Entries shown section start

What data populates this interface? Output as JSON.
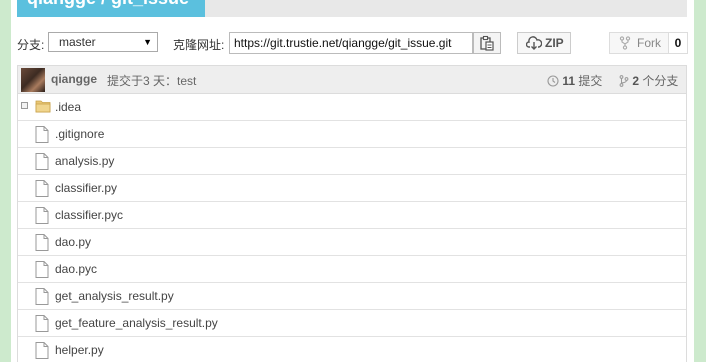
{
  "repo": {
    "title": "qiangge / git_issue"
  },
  "toolbar": {
    "branch_label": "分支:",
    "branch_selected": "master",
    "clone_label": "克隆网址:",
    "clone_url": "https://git.trustie.net/qiangge/git_issue.git",
    "zip_label": "ZIP",
    "fork_label": "Fork",
    "fork_count": "0"
  },
  "commit": {
    "user": "qiangge",
    "message": "提交于3 天：test",
    "commits_count": "11",
    "commits_label": "提交",
    "branches_count": "2",
    "branches_label": "个分支"
  },
  "files": [
    {
      "name": ".idea",
      "type": "folder"
    },
    {
      "name": ".gitignore",
      "type": "file"
    },
    {
      "name": "analysis.py",
      "type": "file"
    },
    {
      "name": "classifier.py",
      "type": "file"
    },
    {
      "name": "classifier.pyc",
      "type": "file"
    },
    {
      "name": "dao.py",
      "type": "file"
    },
    {
      "name": "dao.pyc",
      "type": "file"
    },
    {
      "name": "get_analysis_result.py",
      "type": "file"
    },
    {
      "name": "get_feature_analysis_result.py",
      "type": "file"
    },
    {
      "name": "helper.py",
      "type": "file"
    }
  ],
  "colors": {
    "page_bg": "#cdeacd",
    "title_tab": "#5bc0de",
    "folder": "#e8c676"
  }
}
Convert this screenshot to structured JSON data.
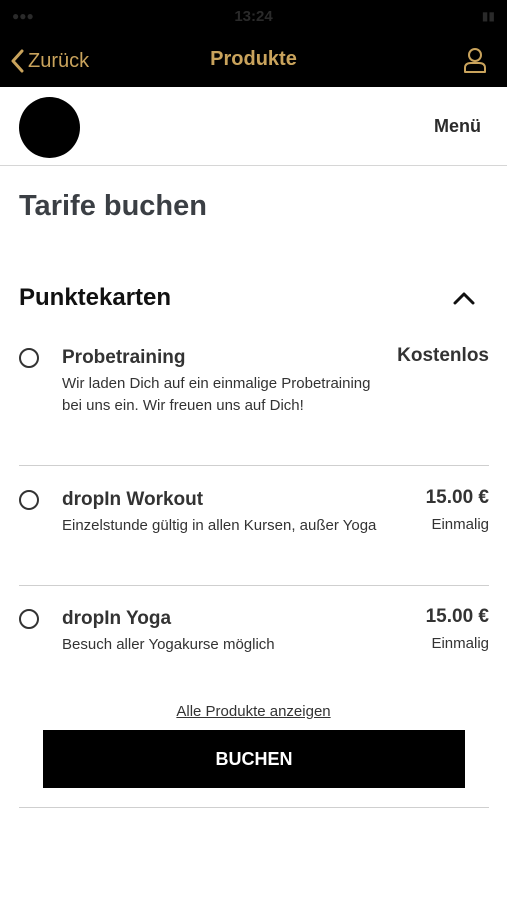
{
  "status_bar": {
    "time": "13:24"
  },
  "nav": {
    "back_label": "Zurück",
    "title": "Produkte"
  },
  "header": {
    "menu_label": "Menü"
  },
  "page": {
    "title": "Tarife buchen"
  },
  "section": {
    "title": "Punktekarten"
  },
  "products": [
    {
      "name": "Probetraining",
      "description": "Wir laden Dich auf ein einmalige Probetraining bei uns ein. Wir freuen uns auf Dich!",
      "price": "Kostenlos",
      "frequency": ""
    },
    {
      "name": "dropIn Workout",
      "description": "Einzelstunde gültig in allen Kursen, außer Yoga",
      "price": "15.00 €",
      "frequency": "Einmalig"
    },
    {
      "name": "dropIn Yoga",
      "description": "Besuch aller Yogakurse möglich",
      "price": "15.00 €",
      "frequency": "Einmalig"
    }
  ],
  "actions": {
    "all_products_label": "Alle Produkte anzeigen",
    "book_label": "BUCHEN"
  },
  "colors": {
    "accent": "#c9a35c",
    "nav_bg": "#000000"
  }
}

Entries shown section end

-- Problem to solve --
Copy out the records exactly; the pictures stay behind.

-- Worked solution --
What data populates this interface? Output as JSON.
{
  "repo": {
    "title": "qiangge / git_issue"
  },
  "toolbar": {
    "branch_label": "分支:",
    "branch_selected": "master",
    "clone_label": "克隆网址:",
    "clone_url": "https://git.trustie.net/qiangge/git_issue.git",
    "zip_label": "ZIP",
    "fork_label": "Fork",
    "fork_count": "0"
  },
  "commit": {
    "user": "qiangge",
    "message": "提交于3 天：test",
    "commits_count": "11",
    "commits_label": "提交",
    "branches_count": "2",
    "branches_label": "个分支"
  },
  "files": [
    {
      "name": ".idea",
      "type": "folder"
    },
    {
      "name": ".gitignore",
      "type": "file"
    },
    {
      "name": "analysis.py",
      "type": "file"
    },
    {
      "name": "classifier.py",
      "type": "file"
    },
    {
      "name": "classifier.pyc",
      "type": "file"
    },
    {
      "name": "dao.py",
      "type": "file"
    },
    {
      "name": "dao.pyc",
      "type": "file"
    },
    {
      "name": "get_analysis_result.py",
      "type": "file"
    },
    {
      "name": "get_feature_analysis_result.py",
      "type": "file"
    },
    {
      "name": "helper.py",
      "type": "file"
    }
  ],
  "colors": {
    "page_bg": "#cdeacd",
    "title_tab": "#5bc0de",
    "folder": "#e8c676"
  }
}
Convert this screenshot to structured JSON data.
{
  "status_bar": {
    "time": "13:24"
  },
  "nav": {
    "back_label": "Zurück",
    "title": "Produkte"
  },
  "header": {
    "menu_label": "Menü"
  },
  "page": {
    "title": "Tarife buchen"
  },
  "section": {
    "title": "Punktekarten"
  },
  "products": [
    {
      "name": "Probetraining",
      "description": "Wir laden Dich auf ein einmalige Probetraining bei uns ein. Wir freuen uns auf Dich!",
      "price": "Kostenlos",
      "frequency": ""
    },
    {
      "name": "dropIn Workout",
      "description": "Einzelstunde gültig in allen Kursen, außer Yoga",
      "price": "15.00 €",
      "frequency": "Einmalig"
    },
    {
      "name": "dropIn Yoga",
      "description": "Besuch aller Yogakurse möglich",
      "price": "15.00 €",
      "frequency": "Einmalig"
    }
  ],
  "actions": {
    "all_products_label": "Alle Produkte anzeigen",
    "book_label": "BUCHEN"
  },
  "colors": {
    "accent": "#c9a35c",
    "nav_bg": "#000000"
  }
}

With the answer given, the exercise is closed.